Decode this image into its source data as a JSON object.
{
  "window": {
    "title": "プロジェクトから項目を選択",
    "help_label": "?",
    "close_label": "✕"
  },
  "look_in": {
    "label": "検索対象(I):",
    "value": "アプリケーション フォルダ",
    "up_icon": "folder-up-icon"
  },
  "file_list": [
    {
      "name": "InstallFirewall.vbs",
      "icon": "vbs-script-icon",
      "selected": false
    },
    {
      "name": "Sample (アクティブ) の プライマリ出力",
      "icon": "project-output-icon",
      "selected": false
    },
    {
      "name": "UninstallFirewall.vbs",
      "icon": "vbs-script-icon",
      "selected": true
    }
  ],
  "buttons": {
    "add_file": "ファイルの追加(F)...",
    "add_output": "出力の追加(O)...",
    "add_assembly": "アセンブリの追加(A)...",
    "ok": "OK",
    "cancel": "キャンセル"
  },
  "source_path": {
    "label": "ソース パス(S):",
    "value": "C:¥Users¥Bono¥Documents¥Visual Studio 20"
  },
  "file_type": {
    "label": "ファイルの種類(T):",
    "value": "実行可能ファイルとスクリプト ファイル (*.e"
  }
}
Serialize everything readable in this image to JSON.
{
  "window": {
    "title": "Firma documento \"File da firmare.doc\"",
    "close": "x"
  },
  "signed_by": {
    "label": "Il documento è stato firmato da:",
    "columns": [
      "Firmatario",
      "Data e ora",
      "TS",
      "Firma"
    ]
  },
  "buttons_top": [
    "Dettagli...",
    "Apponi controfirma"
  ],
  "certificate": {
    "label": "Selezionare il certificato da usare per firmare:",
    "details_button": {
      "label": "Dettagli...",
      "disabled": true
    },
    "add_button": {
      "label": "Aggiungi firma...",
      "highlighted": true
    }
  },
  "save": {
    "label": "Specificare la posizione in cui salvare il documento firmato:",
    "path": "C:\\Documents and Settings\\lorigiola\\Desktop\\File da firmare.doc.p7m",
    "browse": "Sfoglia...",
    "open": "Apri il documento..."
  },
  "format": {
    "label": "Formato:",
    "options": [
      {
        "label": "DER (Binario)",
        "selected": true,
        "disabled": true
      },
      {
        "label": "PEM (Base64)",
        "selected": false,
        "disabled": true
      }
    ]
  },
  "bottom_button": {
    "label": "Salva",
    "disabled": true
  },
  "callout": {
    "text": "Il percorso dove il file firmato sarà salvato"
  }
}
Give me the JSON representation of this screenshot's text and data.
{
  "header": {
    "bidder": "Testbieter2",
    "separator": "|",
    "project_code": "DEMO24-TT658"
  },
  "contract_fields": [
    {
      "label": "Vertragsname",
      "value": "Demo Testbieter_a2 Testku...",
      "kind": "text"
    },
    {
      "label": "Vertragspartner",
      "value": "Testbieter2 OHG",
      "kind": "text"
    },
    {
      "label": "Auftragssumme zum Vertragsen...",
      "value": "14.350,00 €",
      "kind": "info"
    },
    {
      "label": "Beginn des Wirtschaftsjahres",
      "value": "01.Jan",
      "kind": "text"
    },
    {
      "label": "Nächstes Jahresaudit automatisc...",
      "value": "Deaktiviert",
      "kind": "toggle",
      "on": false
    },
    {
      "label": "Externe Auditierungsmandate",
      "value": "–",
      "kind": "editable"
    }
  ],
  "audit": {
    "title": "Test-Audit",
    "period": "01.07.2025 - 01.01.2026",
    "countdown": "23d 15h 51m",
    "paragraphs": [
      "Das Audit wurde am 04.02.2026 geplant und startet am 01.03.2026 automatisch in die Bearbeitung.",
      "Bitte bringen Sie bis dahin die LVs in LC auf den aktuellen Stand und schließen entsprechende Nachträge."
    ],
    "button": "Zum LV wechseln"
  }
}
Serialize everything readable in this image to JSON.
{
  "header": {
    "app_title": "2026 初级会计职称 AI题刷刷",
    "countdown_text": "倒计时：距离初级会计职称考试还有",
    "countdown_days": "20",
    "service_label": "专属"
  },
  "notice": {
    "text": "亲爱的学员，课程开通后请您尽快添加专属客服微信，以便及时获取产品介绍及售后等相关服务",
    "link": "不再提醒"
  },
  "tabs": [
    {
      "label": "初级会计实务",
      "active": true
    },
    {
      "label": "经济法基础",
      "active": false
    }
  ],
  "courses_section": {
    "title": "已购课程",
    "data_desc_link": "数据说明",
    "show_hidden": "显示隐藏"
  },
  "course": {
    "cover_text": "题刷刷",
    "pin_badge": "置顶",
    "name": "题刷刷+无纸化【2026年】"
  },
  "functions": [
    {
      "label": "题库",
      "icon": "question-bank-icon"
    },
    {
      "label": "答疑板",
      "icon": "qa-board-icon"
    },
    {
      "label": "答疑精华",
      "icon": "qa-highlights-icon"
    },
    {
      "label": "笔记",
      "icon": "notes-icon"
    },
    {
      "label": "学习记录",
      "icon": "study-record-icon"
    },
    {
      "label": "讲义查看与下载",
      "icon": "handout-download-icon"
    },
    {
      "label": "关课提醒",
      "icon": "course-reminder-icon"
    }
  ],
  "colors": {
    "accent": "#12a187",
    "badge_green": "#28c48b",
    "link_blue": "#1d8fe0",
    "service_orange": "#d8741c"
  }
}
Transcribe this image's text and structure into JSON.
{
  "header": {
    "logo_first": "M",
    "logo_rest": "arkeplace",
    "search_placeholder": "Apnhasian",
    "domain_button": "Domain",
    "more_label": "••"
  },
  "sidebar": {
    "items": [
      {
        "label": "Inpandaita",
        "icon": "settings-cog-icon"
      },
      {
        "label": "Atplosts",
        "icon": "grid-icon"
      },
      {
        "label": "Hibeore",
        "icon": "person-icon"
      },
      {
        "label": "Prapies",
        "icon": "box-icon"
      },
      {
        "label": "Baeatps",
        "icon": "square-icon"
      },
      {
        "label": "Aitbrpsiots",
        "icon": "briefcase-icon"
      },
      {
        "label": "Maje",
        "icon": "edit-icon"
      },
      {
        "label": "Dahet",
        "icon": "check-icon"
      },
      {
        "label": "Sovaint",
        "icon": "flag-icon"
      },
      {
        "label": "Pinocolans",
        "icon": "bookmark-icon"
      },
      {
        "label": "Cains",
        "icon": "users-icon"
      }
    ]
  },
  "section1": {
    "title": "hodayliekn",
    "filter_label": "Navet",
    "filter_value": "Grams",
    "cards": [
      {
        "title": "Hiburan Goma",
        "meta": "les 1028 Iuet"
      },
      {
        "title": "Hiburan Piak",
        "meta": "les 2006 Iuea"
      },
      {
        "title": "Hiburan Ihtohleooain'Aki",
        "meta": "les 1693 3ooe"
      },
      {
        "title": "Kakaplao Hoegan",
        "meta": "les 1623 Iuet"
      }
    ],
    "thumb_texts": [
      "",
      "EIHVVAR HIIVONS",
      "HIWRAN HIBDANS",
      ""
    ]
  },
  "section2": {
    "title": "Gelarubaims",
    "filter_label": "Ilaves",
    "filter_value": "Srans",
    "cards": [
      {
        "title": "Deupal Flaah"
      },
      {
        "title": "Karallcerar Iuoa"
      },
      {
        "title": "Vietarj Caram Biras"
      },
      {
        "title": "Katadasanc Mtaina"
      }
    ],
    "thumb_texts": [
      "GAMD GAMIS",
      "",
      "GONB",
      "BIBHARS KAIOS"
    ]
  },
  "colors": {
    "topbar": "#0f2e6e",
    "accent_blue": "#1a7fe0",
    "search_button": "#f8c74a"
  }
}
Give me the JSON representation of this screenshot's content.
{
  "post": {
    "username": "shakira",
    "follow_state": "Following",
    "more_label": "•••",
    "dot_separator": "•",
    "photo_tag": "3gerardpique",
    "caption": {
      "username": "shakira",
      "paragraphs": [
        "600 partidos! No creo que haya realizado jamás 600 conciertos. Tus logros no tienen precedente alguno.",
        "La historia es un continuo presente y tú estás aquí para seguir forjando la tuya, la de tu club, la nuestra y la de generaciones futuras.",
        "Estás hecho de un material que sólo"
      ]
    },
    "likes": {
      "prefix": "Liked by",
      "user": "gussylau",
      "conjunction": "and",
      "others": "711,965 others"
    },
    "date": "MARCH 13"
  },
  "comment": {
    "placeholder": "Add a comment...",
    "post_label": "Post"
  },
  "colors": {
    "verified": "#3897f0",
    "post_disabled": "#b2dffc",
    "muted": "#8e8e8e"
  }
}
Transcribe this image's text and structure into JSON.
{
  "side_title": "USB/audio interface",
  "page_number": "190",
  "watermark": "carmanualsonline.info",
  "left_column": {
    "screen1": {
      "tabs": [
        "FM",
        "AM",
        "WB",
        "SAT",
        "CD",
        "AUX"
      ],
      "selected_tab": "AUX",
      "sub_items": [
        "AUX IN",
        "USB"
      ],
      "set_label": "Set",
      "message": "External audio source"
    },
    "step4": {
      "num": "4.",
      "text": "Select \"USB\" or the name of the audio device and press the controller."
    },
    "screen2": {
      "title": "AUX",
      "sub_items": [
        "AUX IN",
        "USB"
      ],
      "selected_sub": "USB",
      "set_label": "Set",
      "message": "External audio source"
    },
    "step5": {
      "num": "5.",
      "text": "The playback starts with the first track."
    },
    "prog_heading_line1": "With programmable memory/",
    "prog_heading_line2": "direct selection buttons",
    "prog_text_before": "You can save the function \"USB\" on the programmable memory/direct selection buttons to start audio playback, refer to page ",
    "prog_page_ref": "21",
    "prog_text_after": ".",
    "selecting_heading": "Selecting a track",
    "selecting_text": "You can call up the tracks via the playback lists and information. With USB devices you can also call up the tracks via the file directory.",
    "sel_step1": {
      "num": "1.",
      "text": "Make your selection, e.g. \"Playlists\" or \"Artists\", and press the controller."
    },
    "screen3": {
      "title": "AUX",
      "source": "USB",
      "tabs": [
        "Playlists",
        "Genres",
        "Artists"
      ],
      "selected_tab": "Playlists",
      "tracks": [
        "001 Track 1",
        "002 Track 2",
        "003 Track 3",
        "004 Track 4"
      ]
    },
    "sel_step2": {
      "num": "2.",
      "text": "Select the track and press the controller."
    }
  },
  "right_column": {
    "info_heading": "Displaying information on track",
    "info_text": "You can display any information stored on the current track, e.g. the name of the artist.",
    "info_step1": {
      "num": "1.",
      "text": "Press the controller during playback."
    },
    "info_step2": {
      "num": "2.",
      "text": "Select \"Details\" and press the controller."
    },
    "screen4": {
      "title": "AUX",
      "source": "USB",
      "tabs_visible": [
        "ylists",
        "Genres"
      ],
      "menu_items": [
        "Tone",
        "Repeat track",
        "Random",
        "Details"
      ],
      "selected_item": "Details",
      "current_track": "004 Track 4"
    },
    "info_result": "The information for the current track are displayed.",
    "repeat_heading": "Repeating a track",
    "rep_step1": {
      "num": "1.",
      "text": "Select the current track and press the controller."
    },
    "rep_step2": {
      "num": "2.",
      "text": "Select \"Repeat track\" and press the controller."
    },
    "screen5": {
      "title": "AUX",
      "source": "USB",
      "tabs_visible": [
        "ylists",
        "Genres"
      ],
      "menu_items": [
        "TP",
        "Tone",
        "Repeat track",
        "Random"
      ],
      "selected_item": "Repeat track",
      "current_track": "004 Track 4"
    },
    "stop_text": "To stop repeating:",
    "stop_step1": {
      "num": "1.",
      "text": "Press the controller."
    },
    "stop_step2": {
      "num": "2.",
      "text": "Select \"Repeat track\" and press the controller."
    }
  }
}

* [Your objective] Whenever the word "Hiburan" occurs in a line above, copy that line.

* [Task answer]
        "title": "Hiburan Goma",
        "title": "Hiburan Piak",
        "title": "Hiburan Ihtohleooain'Aki",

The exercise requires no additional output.